From Tons of Manure, a Growth Industry
By GERRI HIRSHEY
IN almost-spring, as itchy gardeners drag out grow lights and seed-starting flats, it seems a fitting moment to trace the germ of a new and very green gardening idea. It first took root beside a reeking, unspeakable lagoon in the northwest corner of Connecticut and is blossoming sweetly nationwide. Kindly summon a gardener’s tolerance for earthy subject matter as this gritty tale unfolds:
More than a decade ago — she thinks it was in 1998 — Jane Slupecki, a marketing representative for the Connecticut Department of Agriculture, took a group of Litchfield County dairy farmers to a brainstorming dinner at a lovely lakeside inn there. Her agency had a small grant to try to find possible solutions to a big, stinky problem.

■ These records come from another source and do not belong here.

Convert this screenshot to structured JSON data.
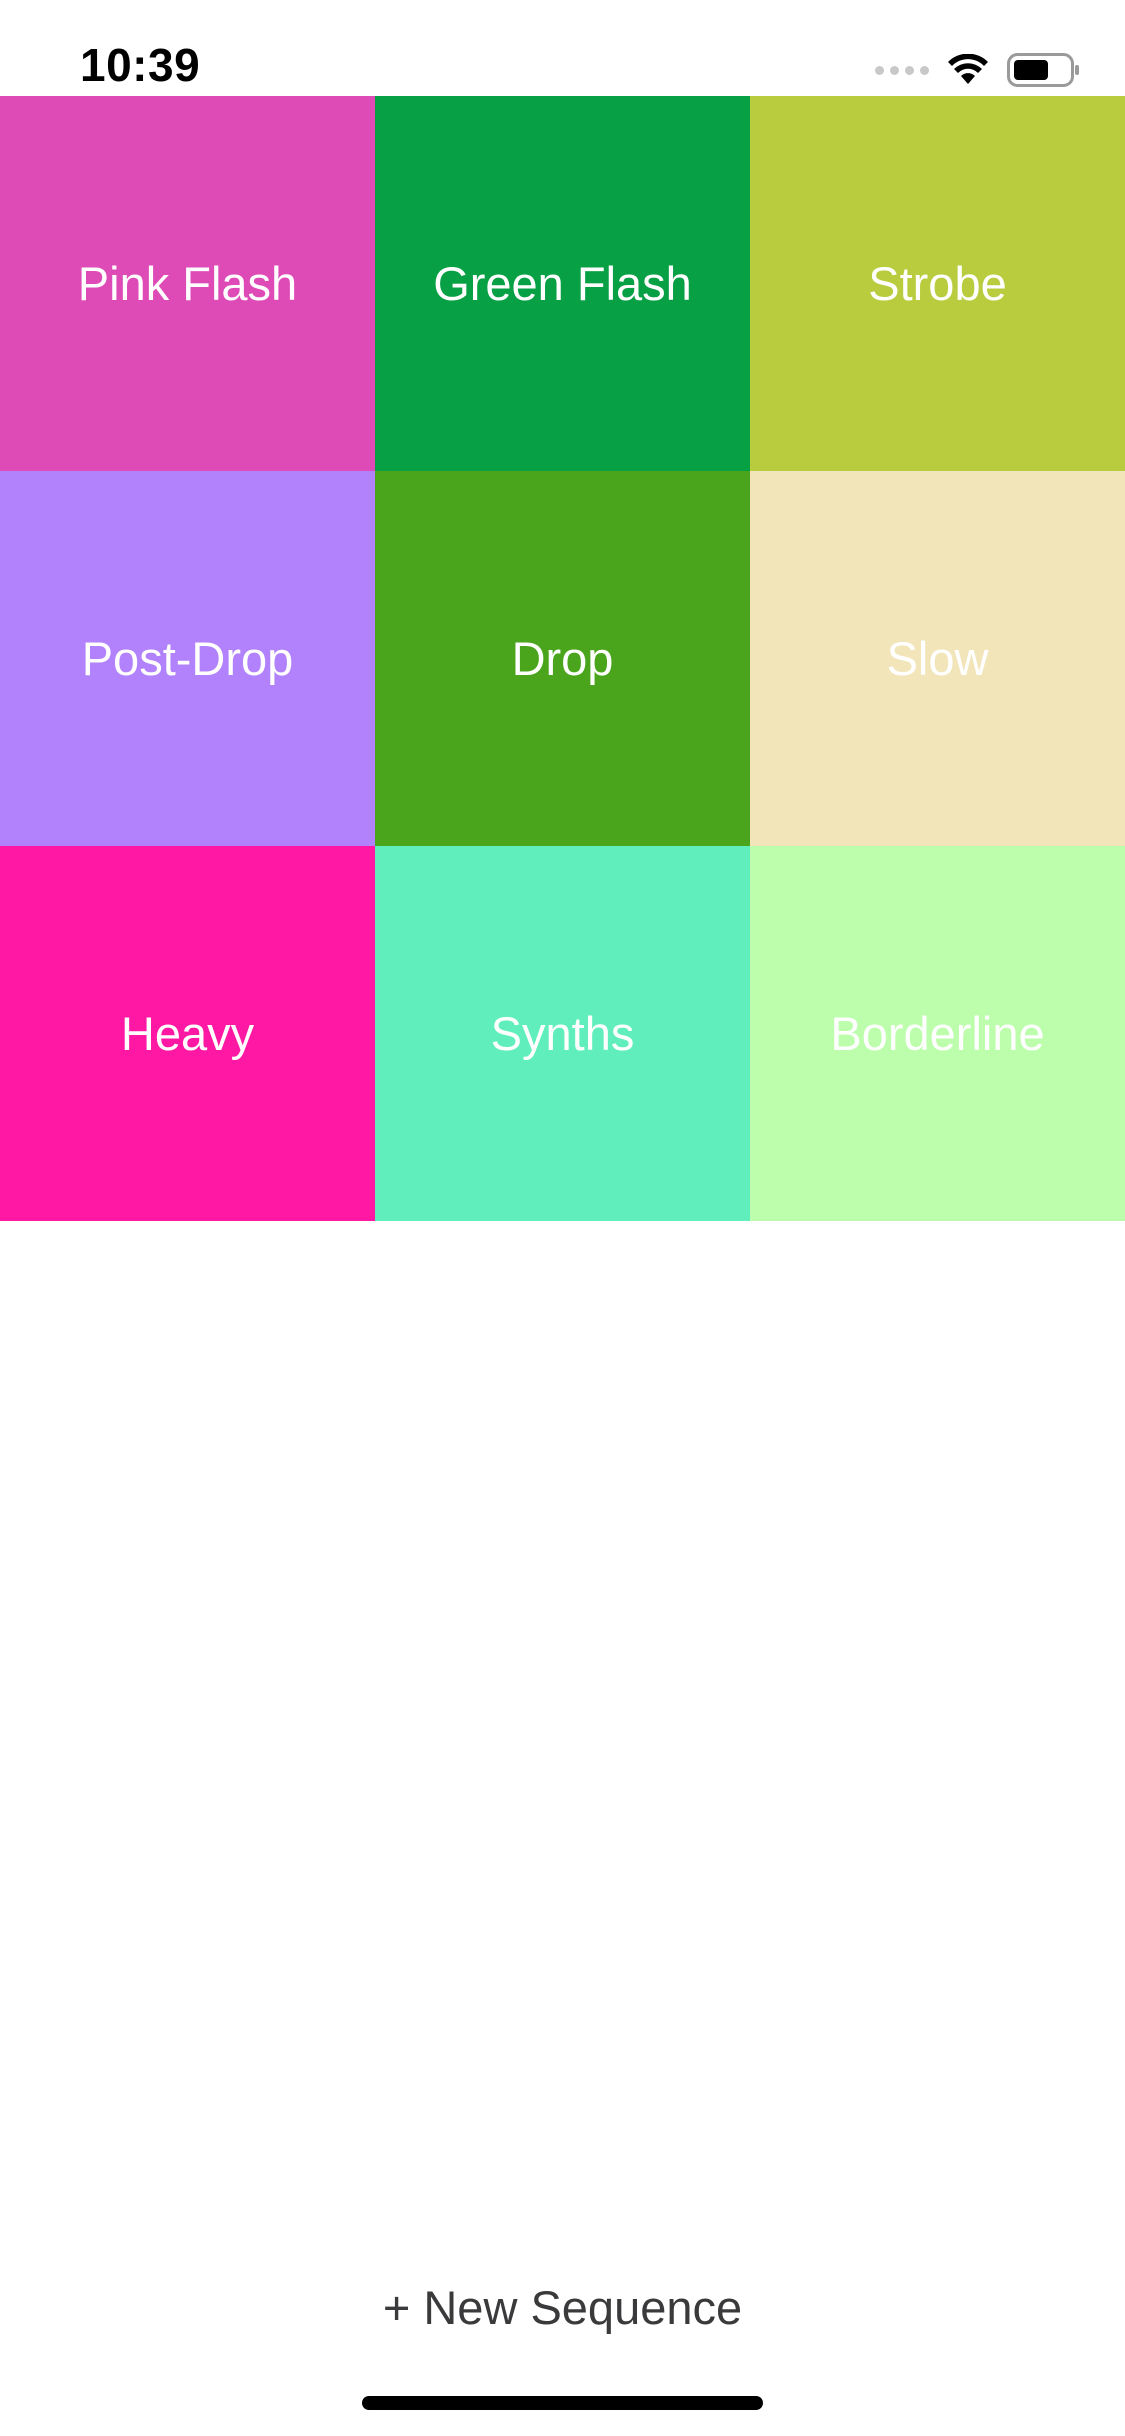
{
  "status_bar": {
    "time": "10:39",
    "icons": [
      "cellular-signal-icon",
      "wifi-icon",
      "battery-icon"
    ]
  },
  "sequences": [
    {
      "label": "Pink Flash",
      "color": "#DE4BB6"
    },
    {
      "label": "Green Flash",
      "color": "#08A044"
    },
    {
      "label": "Strobe",
      "color": "#B8CC3E"
    },
    {
      "label": "Post-Drop",
      "color": "#B182FB"
    },
    {
      "label": "Drop",
      "color": "#4AA51C"
    },
    {
      "label": "Slow",
      "color": "#F2E5B9"
    },
    {
      "label": "Heavy",
      "color": "#FE18A3"
    },
    {
      "label": "Synths",
      "color": "#60EFBC"
    },
    {
      "label": "Borderline",
      "color": "#BDFEAD"
    }
  ],
  "footer": {
    "new_sequence_label": "+ New Sequence"
  }
}
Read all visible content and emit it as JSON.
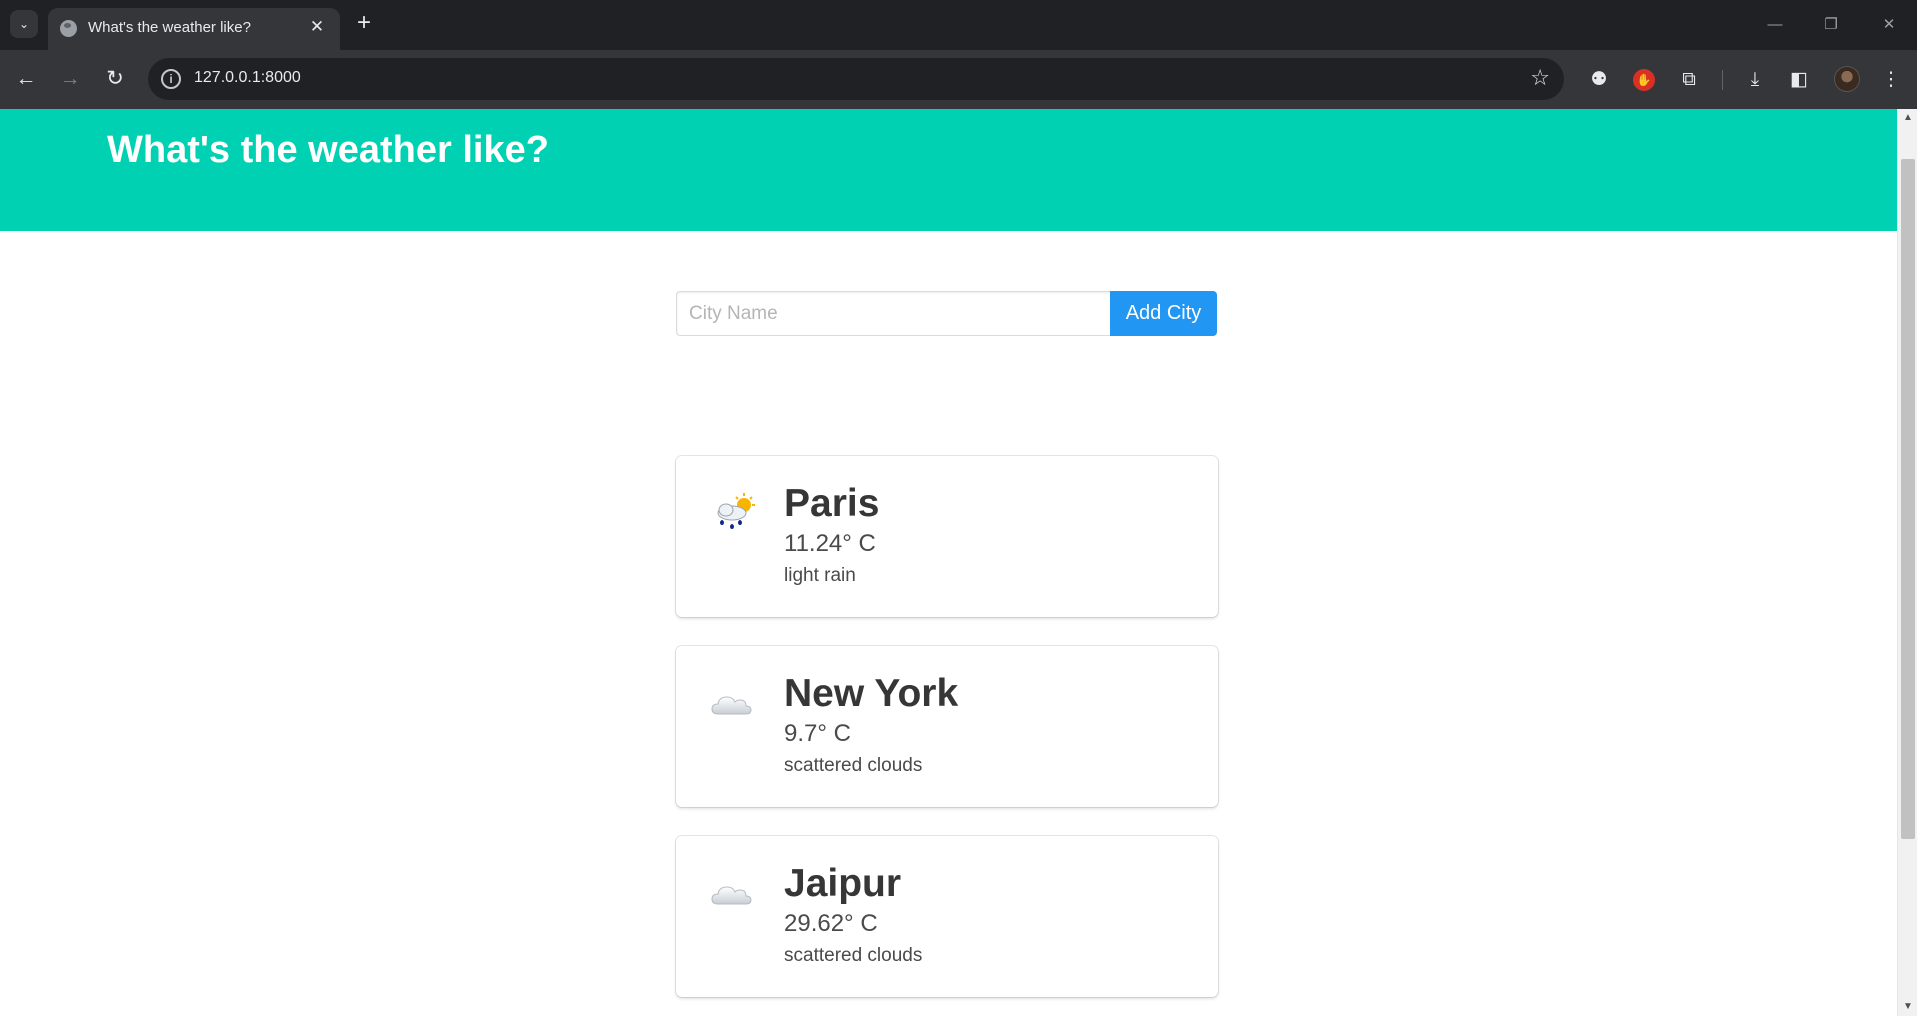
{
  "browser": {
    "tab_title": "What's the weather like?",
    "tab_close": "✕",
    "new_tab": "+",
    "url": "127.0.0.1:8000"
  },
  "page": {
    "title": "What's the weather like?",
    "search": {
      "placeholder": "City Name",
      "value": ""
    },
    "add_button_label": "Add City"
  },
  "cities": [
    {
      "name": "Paris",
      "temperature": "11.24° C",
      "description": "light rain",
      "icon": "rain-sun-icon"
    },
    {
      "name": "New York",
      "temperature": "9.7° C",
      "description": "scattered clouds",
      "icon": "cloud-icon"
    },
    {
      "name": "Jaipur",
      "temperature": "29.62° C",
      "description": "scattered clouds",
      "icon": "cloud-icon"
    }
  ],
  "colors": {
    "hero": "#00d1b2",
    "button": "#2196f3",
    "browser_dark": "#202124",
    "browser_toolbar": "#35363a"
  }
}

“Cow manure,” Ms. Slupecki recalls. “Endless tons of it. We were concerned about how farmers returned manure nutrients to their fields, and how we could prevent runoff of excess nitrogen and phosphorus into watersheds.” Since farms in riparian areas were of particular concern, most of the dairymen invited to dinner were grazing cows near the Blackberry River, which in turn feeds the mighty Housatonic. Their hostess remembers it as “just a lovely dinner,” but we will spare the reader the technical points of the conversation.
“Cow poop is cow poop,” admits Ms. Slupecki, who was feeling some frustration at the paucity of workable suggestions by the time they reached dessert and coffee. Half in jest, she blurted, “Can’t you guys do something with this stuff — make a flowerpot or something?” Read More
Manure should never be regarded as waste. It is a necessary part of the cycle of life. The nutrients contained in manure are required for plant growth. It’s a fantastic cycle that most people seem to have forgotten.